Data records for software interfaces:
********

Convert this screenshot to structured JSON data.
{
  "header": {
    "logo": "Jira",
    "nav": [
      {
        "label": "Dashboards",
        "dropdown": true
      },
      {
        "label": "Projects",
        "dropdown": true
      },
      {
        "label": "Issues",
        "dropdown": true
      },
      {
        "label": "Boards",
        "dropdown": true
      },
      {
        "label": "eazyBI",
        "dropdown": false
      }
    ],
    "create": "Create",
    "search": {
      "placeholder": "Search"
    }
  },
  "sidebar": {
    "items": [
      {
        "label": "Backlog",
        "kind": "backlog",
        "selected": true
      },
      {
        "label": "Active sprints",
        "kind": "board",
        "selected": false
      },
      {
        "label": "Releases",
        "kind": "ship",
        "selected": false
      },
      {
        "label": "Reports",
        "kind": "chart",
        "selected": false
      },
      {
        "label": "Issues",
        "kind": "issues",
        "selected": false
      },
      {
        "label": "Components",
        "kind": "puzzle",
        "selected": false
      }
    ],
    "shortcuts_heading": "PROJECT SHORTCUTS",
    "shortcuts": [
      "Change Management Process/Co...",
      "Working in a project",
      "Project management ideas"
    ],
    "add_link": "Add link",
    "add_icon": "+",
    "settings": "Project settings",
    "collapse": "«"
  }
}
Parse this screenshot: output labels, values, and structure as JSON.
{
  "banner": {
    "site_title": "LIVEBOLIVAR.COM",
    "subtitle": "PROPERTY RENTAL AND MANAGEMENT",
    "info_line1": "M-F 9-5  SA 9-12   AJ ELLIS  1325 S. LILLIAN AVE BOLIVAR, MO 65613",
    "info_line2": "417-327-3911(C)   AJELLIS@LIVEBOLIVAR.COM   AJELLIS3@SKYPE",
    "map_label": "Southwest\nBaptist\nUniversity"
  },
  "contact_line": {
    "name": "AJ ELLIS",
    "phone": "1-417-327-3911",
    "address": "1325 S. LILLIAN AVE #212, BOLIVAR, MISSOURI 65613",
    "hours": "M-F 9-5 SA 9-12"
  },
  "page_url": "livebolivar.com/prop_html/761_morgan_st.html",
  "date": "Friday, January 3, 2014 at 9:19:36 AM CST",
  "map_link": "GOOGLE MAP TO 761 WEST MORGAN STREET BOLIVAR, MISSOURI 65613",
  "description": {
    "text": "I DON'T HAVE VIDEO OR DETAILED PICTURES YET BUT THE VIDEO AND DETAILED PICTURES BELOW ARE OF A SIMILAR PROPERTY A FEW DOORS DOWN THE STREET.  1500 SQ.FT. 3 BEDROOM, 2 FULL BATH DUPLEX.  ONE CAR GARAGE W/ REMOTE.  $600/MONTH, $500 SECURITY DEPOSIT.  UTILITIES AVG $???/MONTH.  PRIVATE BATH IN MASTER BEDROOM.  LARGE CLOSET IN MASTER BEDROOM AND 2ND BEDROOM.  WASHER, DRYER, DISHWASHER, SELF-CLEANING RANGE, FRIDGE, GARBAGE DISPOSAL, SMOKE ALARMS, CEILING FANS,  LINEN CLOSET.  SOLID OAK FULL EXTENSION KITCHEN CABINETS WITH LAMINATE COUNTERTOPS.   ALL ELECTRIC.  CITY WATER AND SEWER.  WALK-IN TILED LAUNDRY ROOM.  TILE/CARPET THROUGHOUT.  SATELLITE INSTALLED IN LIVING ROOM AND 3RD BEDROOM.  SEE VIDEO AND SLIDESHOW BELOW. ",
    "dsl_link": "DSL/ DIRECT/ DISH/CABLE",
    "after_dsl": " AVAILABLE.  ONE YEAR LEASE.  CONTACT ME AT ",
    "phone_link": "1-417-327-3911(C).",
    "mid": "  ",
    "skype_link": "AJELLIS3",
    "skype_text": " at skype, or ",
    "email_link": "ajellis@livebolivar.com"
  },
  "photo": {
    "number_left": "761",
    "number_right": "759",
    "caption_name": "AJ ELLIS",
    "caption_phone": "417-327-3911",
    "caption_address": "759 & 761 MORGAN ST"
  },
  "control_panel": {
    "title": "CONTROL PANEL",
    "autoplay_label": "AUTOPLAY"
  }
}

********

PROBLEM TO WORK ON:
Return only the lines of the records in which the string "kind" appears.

SOLUTION:
        "kind": "backlog",
        "kind": "board",
        "kind": "ship",
        "kind": "chart",
        "kind": "issues",
        "kind": "puzzle",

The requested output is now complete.